App and web page records

- Opening Delimiter -

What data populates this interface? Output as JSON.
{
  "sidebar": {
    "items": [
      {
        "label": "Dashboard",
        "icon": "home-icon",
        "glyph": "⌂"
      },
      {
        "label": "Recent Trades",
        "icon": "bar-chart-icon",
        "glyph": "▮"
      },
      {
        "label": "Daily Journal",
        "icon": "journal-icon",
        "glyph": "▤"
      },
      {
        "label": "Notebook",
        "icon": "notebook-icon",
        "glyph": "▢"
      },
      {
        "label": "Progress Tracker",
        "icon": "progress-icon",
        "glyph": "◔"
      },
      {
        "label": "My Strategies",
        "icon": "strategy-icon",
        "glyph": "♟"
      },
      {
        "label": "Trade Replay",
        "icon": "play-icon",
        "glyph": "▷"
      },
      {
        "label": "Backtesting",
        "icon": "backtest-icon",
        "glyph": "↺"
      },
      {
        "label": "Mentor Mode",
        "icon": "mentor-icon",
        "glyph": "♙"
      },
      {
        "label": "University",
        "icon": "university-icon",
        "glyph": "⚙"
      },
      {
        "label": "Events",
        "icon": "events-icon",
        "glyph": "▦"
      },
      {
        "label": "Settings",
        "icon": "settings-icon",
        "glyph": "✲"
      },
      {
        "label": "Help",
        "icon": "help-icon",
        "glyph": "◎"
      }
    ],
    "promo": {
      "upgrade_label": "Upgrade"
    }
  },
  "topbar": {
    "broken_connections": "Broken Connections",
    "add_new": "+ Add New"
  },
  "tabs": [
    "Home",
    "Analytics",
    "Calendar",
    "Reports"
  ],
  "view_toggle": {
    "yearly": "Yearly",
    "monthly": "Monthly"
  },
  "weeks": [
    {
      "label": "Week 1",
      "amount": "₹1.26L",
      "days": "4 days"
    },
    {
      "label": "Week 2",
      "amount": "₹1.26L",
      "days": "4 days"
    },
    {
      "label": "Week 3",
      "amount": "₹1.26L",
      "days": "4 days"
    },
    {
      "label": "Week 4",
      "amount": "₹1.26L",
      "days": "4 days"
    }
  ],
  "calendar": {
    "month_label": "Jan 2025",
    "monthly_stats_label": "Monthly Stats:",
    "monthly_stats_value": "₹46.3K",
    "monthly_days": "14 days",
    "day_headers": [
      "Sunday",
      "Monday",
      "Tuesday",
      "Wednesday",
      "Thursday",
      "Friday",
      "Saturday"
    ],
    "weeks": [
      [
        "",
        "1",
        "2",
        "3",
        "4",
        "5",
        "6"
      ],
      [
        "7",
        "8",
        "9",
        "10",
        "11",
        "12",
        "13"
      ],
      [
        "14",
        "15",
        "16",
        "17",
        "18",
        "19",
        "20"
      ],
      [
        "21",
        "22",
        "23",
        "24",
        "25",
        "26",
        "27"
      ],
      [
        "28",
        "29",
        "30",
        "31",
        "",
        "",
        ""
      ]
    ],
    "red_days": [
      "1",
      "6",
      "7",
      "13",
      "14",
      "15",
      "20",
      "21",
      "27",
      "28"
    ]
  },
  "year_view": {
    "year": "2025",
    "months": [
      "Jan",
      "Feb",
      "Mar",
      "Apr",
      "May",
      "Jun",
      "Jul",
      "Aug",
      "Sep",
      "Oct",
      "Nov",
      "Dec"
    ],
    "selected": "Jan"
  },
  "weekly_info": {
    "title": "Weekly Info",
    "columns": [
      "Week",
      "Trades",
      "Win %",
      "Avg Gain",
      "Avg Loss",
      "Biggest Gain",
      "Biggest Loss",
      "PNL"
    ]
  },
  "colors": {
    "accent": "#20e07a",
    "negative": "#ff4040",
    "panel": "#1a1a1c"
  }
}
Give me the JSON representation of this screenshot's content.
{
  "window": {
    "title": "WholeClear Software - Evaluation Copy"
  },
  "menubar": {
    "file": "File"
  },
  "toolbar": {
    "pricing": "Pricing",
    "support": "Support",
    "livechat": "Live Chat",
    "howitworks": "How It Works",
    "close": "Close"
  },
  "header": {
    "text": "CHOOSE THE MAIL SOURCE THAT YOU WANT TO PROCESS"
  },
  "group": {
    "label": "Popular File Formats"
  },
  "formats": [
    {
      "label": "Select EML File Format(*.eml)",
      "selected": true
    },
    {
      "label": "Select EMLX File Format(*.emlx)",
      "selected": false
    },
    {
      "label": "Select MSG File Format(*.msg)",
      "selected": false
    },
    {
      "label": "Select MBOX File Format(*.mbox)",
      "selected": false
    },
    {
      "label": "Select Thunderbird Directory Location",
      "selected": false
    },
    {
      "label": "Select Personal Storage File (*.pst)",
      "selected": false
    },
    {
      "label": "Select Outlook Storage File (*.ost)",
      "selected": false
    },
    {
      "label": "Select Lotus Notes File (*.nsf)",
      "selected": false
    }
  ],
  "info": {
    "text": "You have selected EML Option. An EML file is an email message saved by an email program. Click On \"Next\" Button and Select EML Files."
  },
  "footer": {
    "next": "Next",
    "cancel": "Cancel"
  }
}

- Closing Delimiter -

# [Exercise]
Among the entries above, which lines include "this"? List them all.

# [Output]
What data populates this interface? Output as JSON.
Give me the JSON representation of this screenshot's content.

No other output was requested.